As his daughter’s doctors’ hope waned, Rowley says, his own never wavered for a moment .

“I used to go in and hold her hand and tell her to squeeze mine. Nothing. I did that over and over. My hands became numb. But I just knew that she was hearing me and that she would respond. ‘Jamie, squeeze my hand!’ Then one day, it happened. I felt her squeeze. Of course, these doctors told me not to be too optimistic, that in all probability what I was feeling was a muscle spasm. Muscle spasm, my … I knew that she had heard me. I stood there and cried.”

The nights were seemingly endless for Rowley. He hummed tunes to his daughter as he had not done since she had been a baby. Tunes he had written. Tunes others had written. Her favorites. His favorites. He composed tunes to her in his mind as he sat there throughout those long agony-filled nights.

“Jamie’s 38 years old now,” Rowley says of his daughter. “It’s been a long, long painful road. But she’s come back. She still has some problems. But she’s determined. We’re determined! Here, look at this!”

Rowley goes to his computer and opens a link – “Jamie’s page,” with the words:

“Jamie Rowley is a 38-year-old mentally challenged woman who lost her home in Katrina. She is now living in her mother’s garage with her four cats. Jamie renews her hope through every board that she draws. Jamie collects the boards from the debris of destroyed homes (various areas of New Orleans; lower and upper 9th wards, etc.). After cleaning each board, she the turns them into pieces of art …”

“She’s extremely creative,” Rowley says simply of his daughter. He’s knows that says it all.

It may be a Thursday evening or a Sunday afternoon. It may be the House of Blues or it may be a garden soiree.

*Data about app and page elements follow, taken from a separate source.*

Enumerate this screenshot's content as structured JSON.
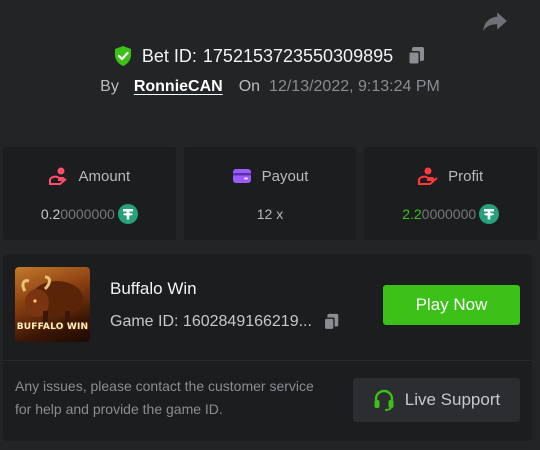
{
  "header": {
    "bet_label": "Bet ID:",
    "bet_id": "1752153723550309895",
    "by_label": "By",
    "username": "RonnieCAN",
    "on_label": "On",
    "date": "12/13/2022, 9:13:24 PM"
  },
  "stats": {
    "amount": {
      "label": "Amount",
      "value_main": "0.2",
      "value_dim": "0000000"
    },
    "payout": {
      "label": "Payout",
      "value": "12 x"
    },
    "profit": {
      "label": "Profit",
      "value_main": "2.2",
      "value_dim": "0000000"
    }
  },
  "game": {
    "name": "Buffalo Win",
    "thumb_text": "BUFFALO WIN",
    "id_label": "Game ID:",
    "id_value": "1602849166219...",
    "play_label": "Play Now"
  },
  "support": {
    "notice": "Any issues, please contact the customer service for help and provide the game ID.",
    "button_label": "Live Support"
  },
  "colors": {
    "background": "#232426",
    "panel": "#1c1d1f",
    "accent_green": "#3bc117",
    "tether": "#26a17b",
    "amount_icon": "#ff4d6d",
    "payout_icon": "#9b5cff",
    "profit_icon": "#ff3a3a"
  },
  "icons": [
    "share-icon",
    "shield-check-icon",
    "copy-icon",
    "coins-icon",
    "wallet-icon",
    "hand-coin-icon",
    "tether-icon",
    "headset-icon"
  ]
}
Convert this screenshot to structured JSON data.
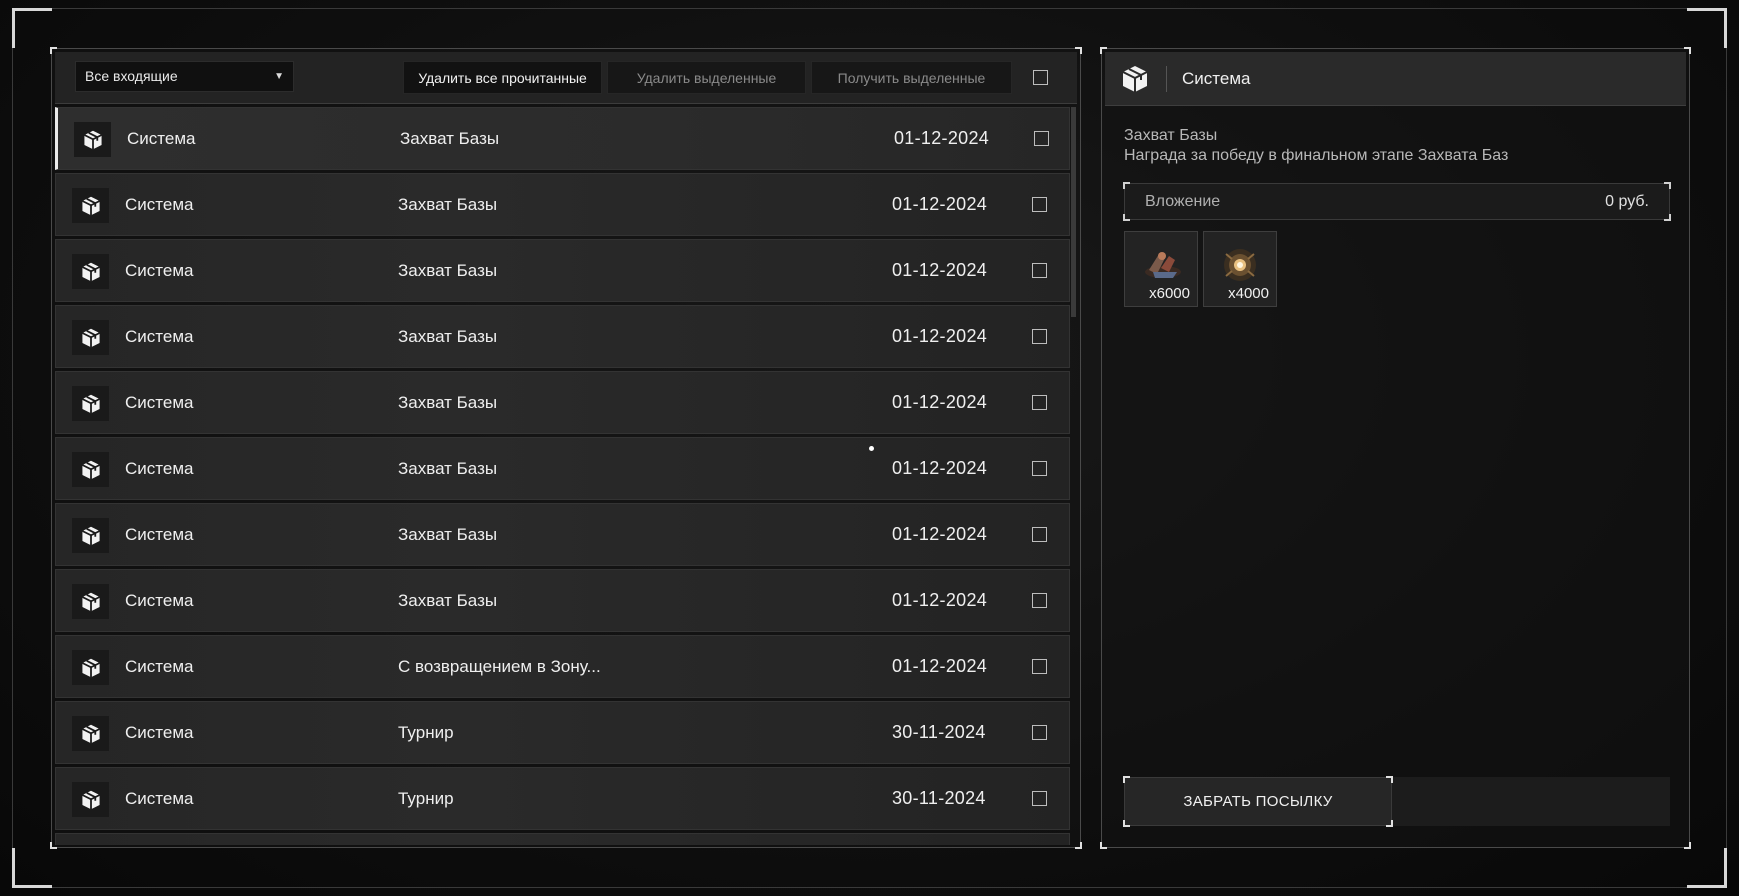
{
  "toolbar": {
    "filter_value": "Все входящие",
    "delete_read_label": "Удалить все прочитанные",
    "delete_selected_label": "Удалить выделенные",
    "get_selected_label": "Получить выделенные"
  },
  "messages": [
    {
      "sender": "Система",
      "subject": "Захват Базы",
      "date": "01-12-2024"
    },
    {
      "sender": "Система",
      "subject": "Захват Базы",
      "date": "01-12-2024"
    },
    {
      "sender": "Система",
      "subject": "Захват Базы",
      "date": "01-12-2024"
    },
    {
      "sender": "Система",
      "subject": "Захват Базы",
      "date": "01-12-2024"
    },
    {
      "sender": "Система",
      "subject": "Захват Базы",
      "date": "01-12-2024"
    },
    {
      "sender": "Система",
      "subject": "Захват Базы",
      "date": "01-12-2024"
    },
    {
      "sender": "Система",
      "subject": "Захват Базы",
      "date": "01-12-2024"
    },
    {
      "sender": "Система",
      "subject": "Захват Базы",
      "date": "01-12-2024"
    },
    {
      "sender": "Система",
      "subject": "С возвращением в Зону...",
      "date": "01-12-2024"
    },
    {
      "sender": "Система",
      "subject": "Турнир",
      "date": "30-11-2024"
    },
    {
      "sender": "Система",
      "subject": "Турнир",
      "date": "30-11-2024"
    }
  ],
  "detail": {
    "sender": "Система",
    "subject": "Захват Базы",
    "description": "Награда за победу в финальном этапе Захвата Баз",
    "attachment_label": "Вложение",
    "attachment_value": "0  руб.",
    "items": [
      {
        "qty": "x6000",
        "icon": "ammo-icon"
      },
      {
        "qty": "x4000",
        "icon": "artifact-icon"
      }
    ],
    "claim_label": "ЗАБРАТЬ ПОСЫЛКУ"
  },
  "colors": {
    "background": "#0f0f0f",
    "row": "#282828",
    "accent_border": "#ededed"
  }
}
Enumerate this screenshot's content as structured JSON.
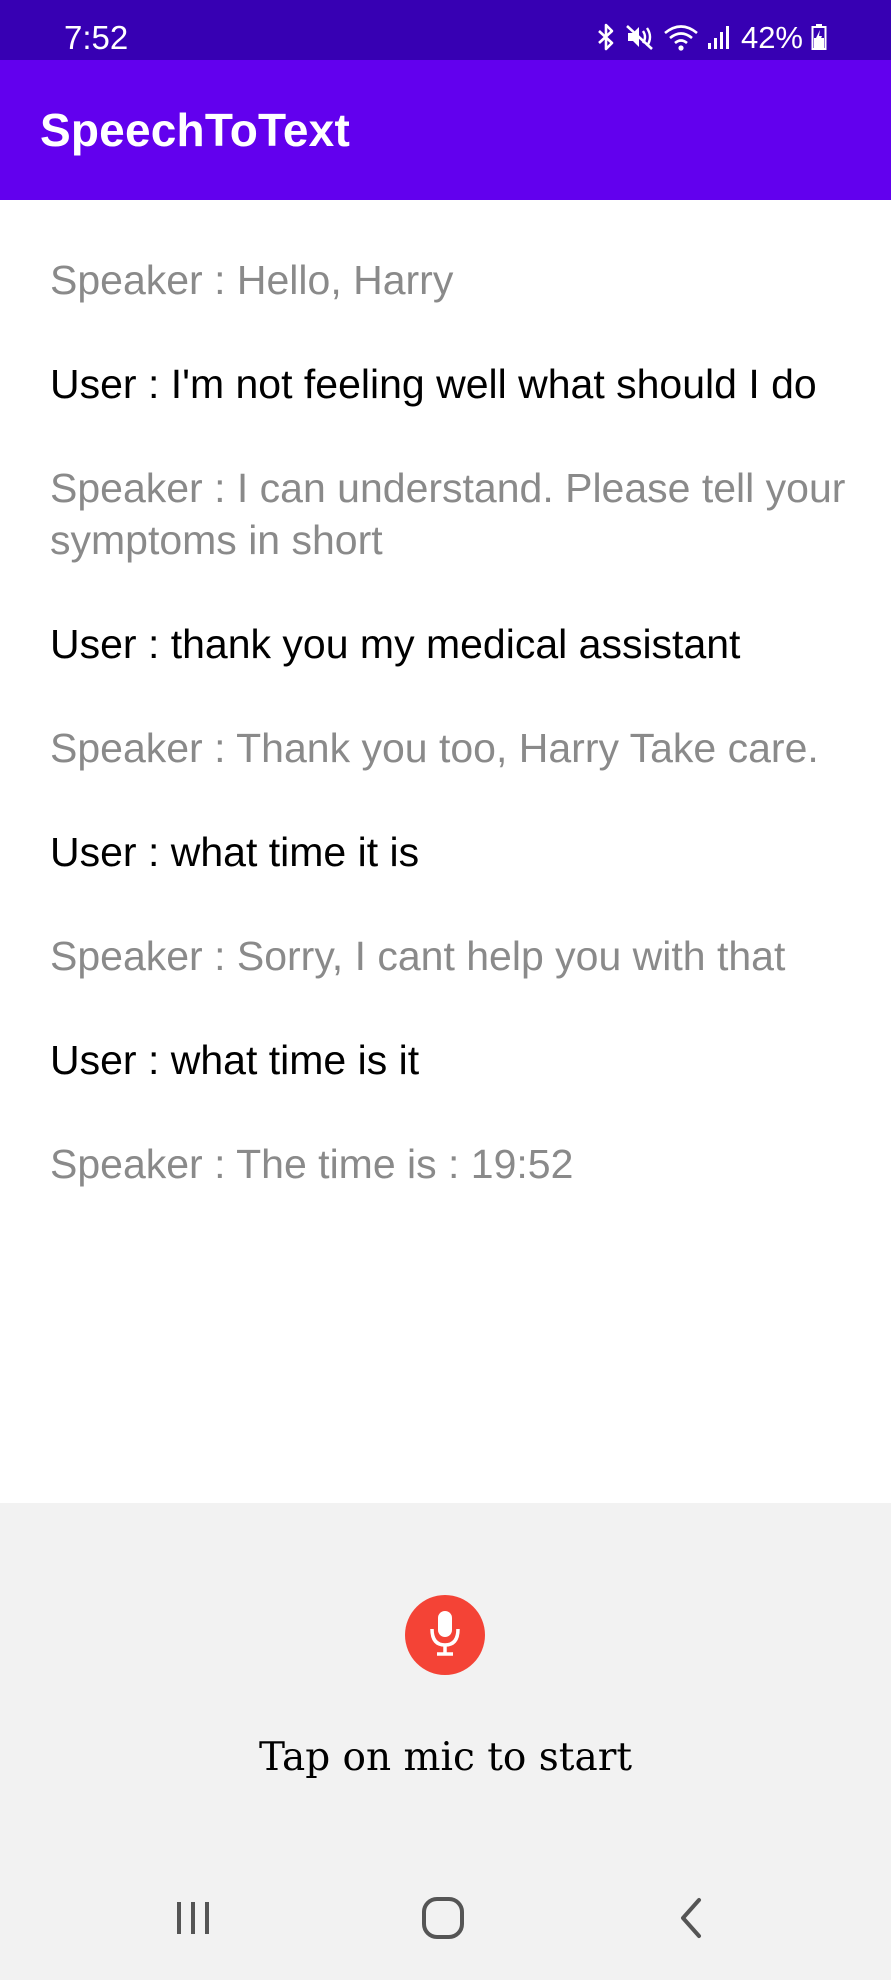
{
  "status_bar": {
    "time": "7:52",
    "battery": "42%",
    "icons": [
      "bluetooth-icon",
      "mute-icon",
      "wifi-icon",
      "signal-icon",
      "battery-icon"
    ]
  },
  "app_bar": {
    "title": "SpeechToText"
  },
  "conversation": [
    {
      "role": "speaker",
      "text": "Speaker : Hello, Harry"
    },
    {
      "role": "user",
      "text": "User : I'm not feeling well what should I do"
    },
    {
      "role": "speaker",
      "text": "Speaker : I can understand. Please tell your symptoms in short"
    },
    {
      "role": "user",
      "text": "User : thank you my medical assistant"
    },
    {
      "role": "speaker",
      "text": "Speaker : Thank you too, Harry Take care."
    },
    {
      "role": "user",
      "text": "User : what time it is"
    },
    {
      "role": "speaker",
      "text": "Speaker : Sorry, I cant help you with that"
    },
    {
      "role": "user",
      "text": "User : what time is it"
    },
    {
      "role": "speaker",
      "text": "Speaker : The time is : 19:52"
    }
  ],
  "mic_panel": {
    "icon": "microphone-icon",
    "hint": "Tap on mic to start"
  },
  "nav_bar": {
    "icons": [
      "recent-apps-icon",
      "home-icon",
      "back-icon"
    ]
  },
  "colors": {
    "status_bar": "#3700b3",
    "app_bar": "#6200ee",
    "mic_button": "#f44336",
    "speaker_text": "#8a8a8a",
    "user_text": "#000000",
    "panel_bg": "#f2f2f2"
  }
}
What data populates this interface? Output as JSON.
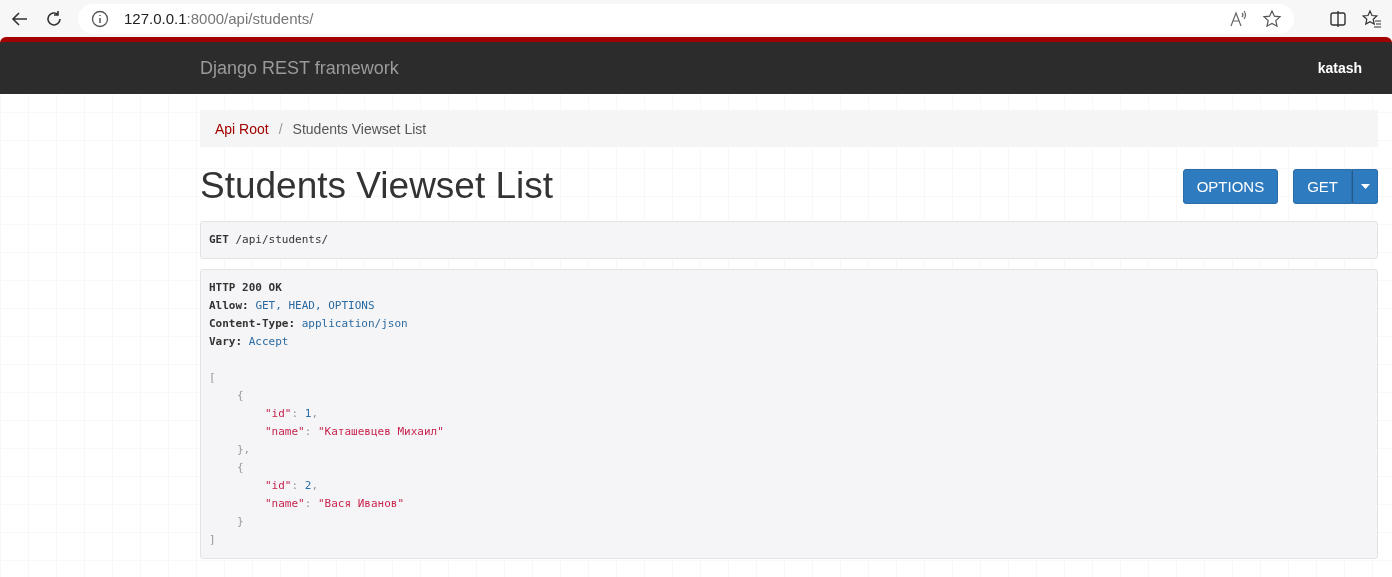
{
  "browser": {
    "url_host": "127.0.0.1",
    "url_path": ":8000/api/students/"
  },
  "navbar": {
    "brand": "Django REST framework",
    "user": "katash"
  },
  "breadcrumbs": [
    {
      "label": "Api Root",
      "link": true
    },
    {
      "label": "Students Viewset List",
      "link": false
    }
  ],
  "breadcrumb_separator": "/",
  "page_title": "Students Viewset List",
  "buttons": {
    "options": "OPTIONS",
    "get": "GET"
  },
  "request": {
    "method": "GET",
    "path": "/api/students/"
  },
  "response": {
    "status": "HTTP 200 OK",
    "headers": [
      {
        "name": "Allow:",
        "value": "GET, HEAD, OPTIONS"
      },
      {
        "name": "Content-Type:",
        "value": "application/json"
      },
      {
        "name": "Vary:",
        "value": "Accept"
      }
    ],
    "body": {
      "open": "[",
      "close": "]",
      "children": [
        {
          "open": "{",
          "close": "},",
          "fields": [
            {
              "key": "\"id\"",
              "separator": ":",
              "value": "1",
              "kind": "number",
              "trailing": ","
            },
            {
              "key": "\"name\"",
              "separator": ":",
              "value": "\"Каташевцев Михаил\"",
              "kind": "string"
            }
          ]
        },
        {
          "open": "{",
          "close": "}",
          "fields": [
            {
              "key": "\"id\"",
              "separator": ":",
              "value": "2",
              "kind": "number",
              "trailing": ","
            },
            {
              "key": "\"name\"",
              "separator": ":",
              "value": "\"Вася Иванов\"",
              "kind": "string"
            }
          ]
        }
      ]
    }
  }
}
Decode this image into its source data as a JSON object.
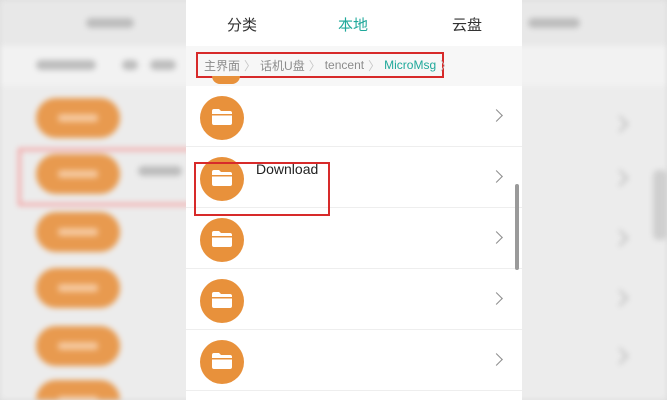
{
  "tabs": [
    {
      "label": "分类"
    },
    {
      "label": "本地"
    },
    {
      "label": "云盘"
    }
  ],
  "active_tab": "本地",
  "breadcrumb": [
    {
      "label": "主界面"
    },
    {
      "label": "话机U盘"
    },
    {
      "label": "tencent"
    },
    {
      "label": "MicroMsg"
    }
  ],
  "folders": [
    {
      "label": ""
    },
    {
      "label": "Download"
    },
    {
      "label": ""
    },
    {
      "label": ""
    },
    {
      "label": ""
    }
  ],
  "colors": {
    "accent": "#1fa89a",
    "folder": "#e8913b",
    "annotation": "#d72a2a"
  },
  "icons": {
    "folder": "folder-icon",
    "chevron": "chevron-right-icon"
  }
}
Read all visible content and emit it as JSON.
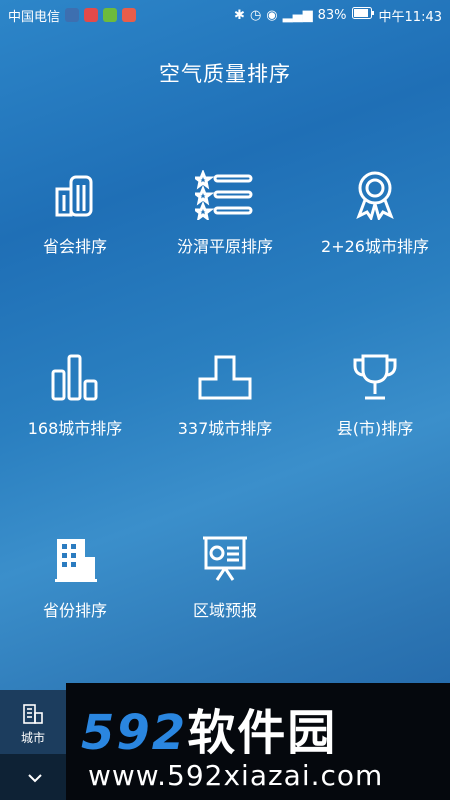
{
  "status_bar": {
    "carrier": "中国电信",
    "battery": "83%",
    "time": "中午11:43"
  },
  "page": {
    "title": "空气质量排序"
  },
  "items": [
    {
      "label": "省会排序",
      "icon": "building-icon"
    },
    {
      "label": "汾渭平原排序",
      "icon": "star-list-icon"
    },
    {
      "label": "2+26城市排序",
      "icon": "medal-icon"
    },
    {
      "label": "168城市排序",
      "icon": "bar-chart-icon"
    },
    {
      "label": "337城市排序",
      "icon": "step-shape-icon"
    },
    {
      "label": "县(市)排序",
      "icon": "trophy-icon"
    },
    {
      "label": "省份排序",
      "icon": "office-building-icon"
    },
    {
      "label": "区域预报",
      "icon": "presentation-board-icon"
    }
  ],
  "bottom_nav": {
    "city_label": "城市"
  },
  "watermark": {
    "brand_num": "592",
    "brand_cn": "软件园",
    "url": "www.592xiazai.com"
  },
  "colors": {
    "accent": "#2a86e0",
    "background": "#2a7fc0"
  }
}
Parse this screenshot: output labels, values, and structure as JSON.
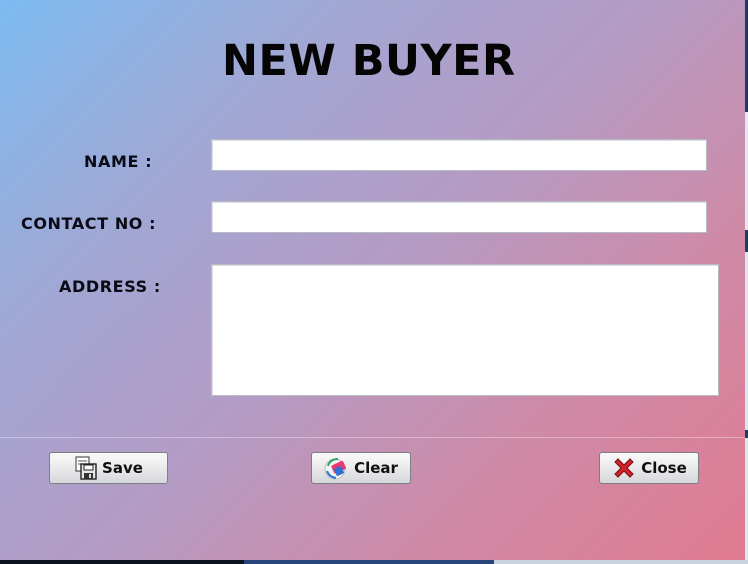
{
  "form": {
    "title": "NEW BUYER",
    "fields": {
      "name": {
        "label": "NAME :",
        "value": ""
      },
      "contact": {
        "label": "CONTACT NO :",
        "value": ""
      },
      "address": {
        "label": "ADDRESS :",
        "value": ""
      }
    }
  },
  "buttons": {
    "save": {
      "label": "Save",
      "icon": "floppy-disk-icon"
    },
    "clear": {
      "label": "Clear",
      "icon": "eraser-icon"
    },
    "close": {
      "label": "Close",
      "icon": "red-x-icon"
    }
  },
  "colors": {
    "background_gradient": [
      "#7dbbf0",
      "#b49bc4",
      "#e07a91"
    ],
    "close_icon": "#d0232a"
  }
}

The band may be Art Ryder’s or the Country Cajuns. The only thing for certain is that somewhere near the bandstand, a lady named Jamie will be sitting at a table applauding each set.